Author: Jeff Eckhoff
Thousands of face shields are scheduled to be delivered to Mary Greeley Medical Center this month as part of a CIRAS-coordinated effort to help Iowa manufacturers meet this state’s tremendous demand for personal protection equipment. That’s just one of many instances where Iowa industry is coming together to overcome COVID-19.
A federal disaster has recently been declared for the State of Iowa, allowing local, state and tribal authorities in Iowa to receive federal funding in response to COVID-19. This leaves many businesses wondering how they can get in on the action and provide goods/services during a disaster.
MARCH 1, 2020 -- As COVID-19 proliferates across our nation, the crisis continues to negatively impact our economy and spark concerns for the future for small- to medium-sized businesses. CIRAS, with a mission to enhance the performance of Iowa industry, has been conducting a phone survey so we can better understand the needs of Iowa companies and better connect them to appropriate resources. Here is what we’ve learned so far:
Toward the back of a long, narrow office, tucked away in a storefront that has been a south Des Moines landmark for more than 107 years, Frances Graziano sat behind a paperwork-laden desk last September and chuckled. Was she scared? Absolutely. “It’s terrifying,” said Graziano, president and CEO of the Graziano Brothers food company. “It’s absolutely terrifying. Is the product going to work? Do we have everything in place? Are we going to have a handle on the quality control? Is there going to be a market for our product outside of its current geographic area?” Early this year, for the first time since 1912, the manufacture of Graziano Brothers sausage took place somewhere outside the small brick building on South Union Street. The change, which followed roughly 18 months of planning and preparation alongside CIRAS experts, is part of a broad, multistep plan to breathe new life into a historic family business and position it for a much longer future.
It all started roughly 38 years ago, when John Tiefenthaler needed a job to take part in a high school vocational program. Tiefenthaler, then 18, visited the local Holstein, Iowa, meat locker. Uncertain how to act, he clumsily introduced himself and assumed that somebody would call him later. When no one did, he eventually admitted … Continue reading Planning for Future at Tiefenthaler Quality Meats
For Steve Cochren, it amounts to sustenance—and it arrives at about the same time. “I read my BidMatch every day at lunch,” said Cochren, who works in sales at Triplett Office Essentials in Urbandale. “It makes me aware of opportunities that I may not have been aware of before.” BidMatch, a software service that’s available to all active clients of the CIRAS Procurement Technical Assistance Center (PTAC), scours government databases to deliver a list of government procurement opportunities tailored to what an individual client sells.

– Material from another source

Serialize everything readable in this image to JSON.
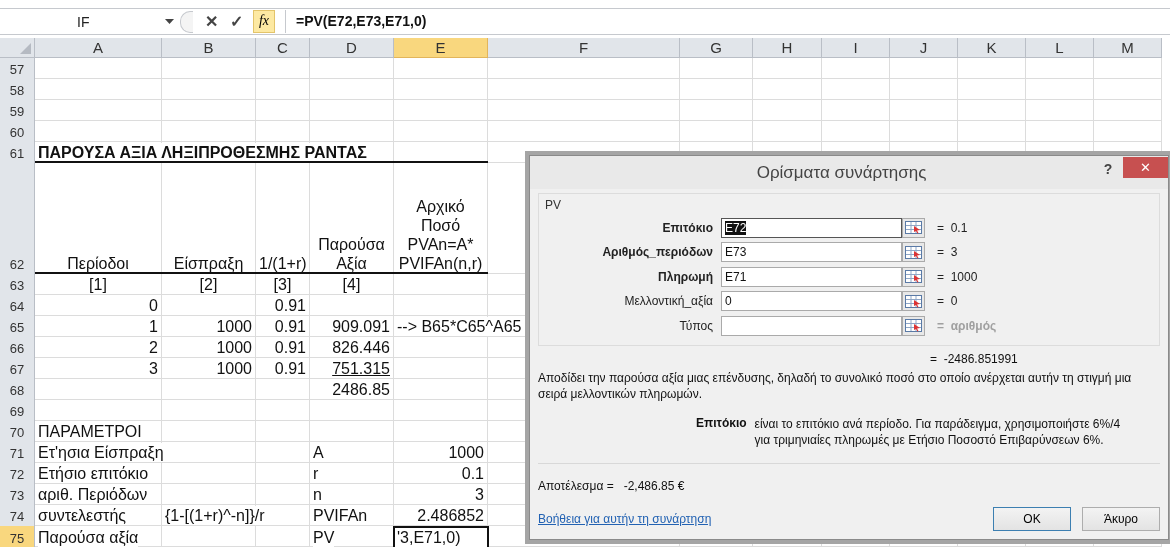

May 27, 2020 At CIRAS, our mission is to Enhance the performance of industry through applied research, education, and technical assistance. During times of crisis, we do everything we can to continue serving Iowa industry while ensuring the health and safety of our team and your team. In order to serve you while minimizing risk to our team and Iowa industry, we are operating with some changes to our services:
It’s time to begin thinking about spring floods and the emergency management responses that go with them. How can your company participate in these relief efforts? While many procurements are done by the local agencies affected by the disaster through their existing contracts, there is often a need for additional support. Here are various ways you can position your company for opportunities during a disaster.
Craig Klocke believes machines one day will be much more efficient because an electronic eye will constantly be checking what they make. Installing scanners at the end of a production line would allow manufacturers to continuously watch for the changes that come when cutting tools are wearing out, said Klocke, head of additive design and manufacturing for Danfoss Power Solutions in Ames. “As tools wear, as machines wear, the scanning would allow the machines to adjust,” Klocke said. “You’d end up with a better product, and you’d know exactly when it was time to replace a part or tool. You’d have continuous adjustment of the process.